━━━ EXERCISE INPUTS ━━━
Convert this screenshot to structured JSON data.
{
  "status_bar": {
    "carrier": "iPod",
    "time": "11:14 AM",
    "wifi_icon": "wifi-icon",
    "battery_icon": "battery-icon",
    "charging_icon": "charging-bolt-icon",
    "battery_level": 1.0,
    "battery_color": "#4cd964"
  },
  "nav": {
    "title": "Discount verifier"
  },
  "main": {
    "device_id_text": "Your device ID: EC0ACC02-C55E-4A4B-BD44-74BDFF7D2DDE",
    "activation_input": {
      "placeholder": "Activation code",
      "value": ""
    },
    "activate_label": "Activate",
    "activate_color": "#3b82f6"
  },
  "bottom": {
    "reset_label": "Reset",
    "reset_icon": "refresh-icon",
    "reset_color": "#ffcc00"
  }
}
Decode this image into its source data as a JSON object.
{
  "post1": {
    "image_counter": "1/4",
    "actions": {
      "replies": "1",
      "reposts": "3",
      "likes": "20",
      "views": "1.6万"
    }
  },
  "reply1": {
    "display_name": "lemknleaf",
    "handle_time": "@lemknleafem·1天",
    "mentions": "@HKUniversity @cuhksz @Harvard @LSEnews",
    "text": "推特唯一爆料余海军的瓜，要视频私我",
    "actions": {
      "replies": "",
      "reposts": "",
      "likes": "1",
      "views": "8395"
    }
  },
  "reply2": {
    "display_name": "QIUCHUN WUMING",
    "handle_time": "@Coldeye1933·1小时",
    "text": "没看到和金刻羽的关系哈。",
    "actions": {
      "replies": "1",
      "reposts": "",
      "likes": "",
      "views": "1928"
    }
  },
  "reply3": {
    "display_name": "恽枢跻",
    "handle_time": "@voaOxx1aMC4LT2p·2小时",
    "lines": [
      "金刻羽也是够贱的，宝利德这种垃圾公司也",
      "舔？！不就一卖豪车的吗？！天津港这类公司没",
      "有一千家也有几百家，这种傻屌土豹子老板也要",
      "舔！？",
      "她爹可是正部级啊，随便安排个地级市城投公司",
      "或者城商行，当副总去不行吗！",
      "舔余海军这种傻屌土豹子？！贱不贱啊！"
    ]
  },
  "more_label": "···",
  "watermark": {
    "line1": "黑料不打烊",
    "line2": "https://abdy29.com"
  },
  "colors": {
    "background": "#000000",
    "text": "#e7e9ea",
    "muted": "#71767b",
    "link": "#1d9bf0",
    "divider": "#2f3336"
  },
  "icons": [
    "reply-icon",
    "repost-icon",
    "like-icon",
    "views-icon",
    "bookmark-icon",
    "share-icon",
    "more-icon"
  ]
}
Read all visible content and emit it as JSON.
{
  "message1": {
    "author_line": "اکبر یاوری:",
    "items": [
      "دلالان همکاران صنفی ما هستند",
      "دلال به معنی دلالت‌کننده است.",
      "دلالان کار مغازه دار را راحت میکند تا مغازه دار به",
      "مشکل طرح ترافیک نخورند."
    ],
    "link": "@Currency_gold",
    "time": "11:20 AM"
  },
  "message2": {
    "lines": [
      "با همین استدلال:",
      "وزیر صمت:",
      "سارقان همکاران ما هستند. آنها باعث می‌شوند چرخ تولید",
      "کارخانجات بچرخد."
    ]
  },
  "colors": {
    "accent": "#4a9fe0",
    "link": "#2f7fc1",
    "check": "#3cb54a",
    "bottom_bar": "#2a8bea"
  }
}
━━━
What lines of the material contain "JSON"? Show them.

TASK OUTPUT:
Convert this screenshot to structured JSON data.
Decode this image into its source data as a JSON object.
Read all visible content and emit it as JSON.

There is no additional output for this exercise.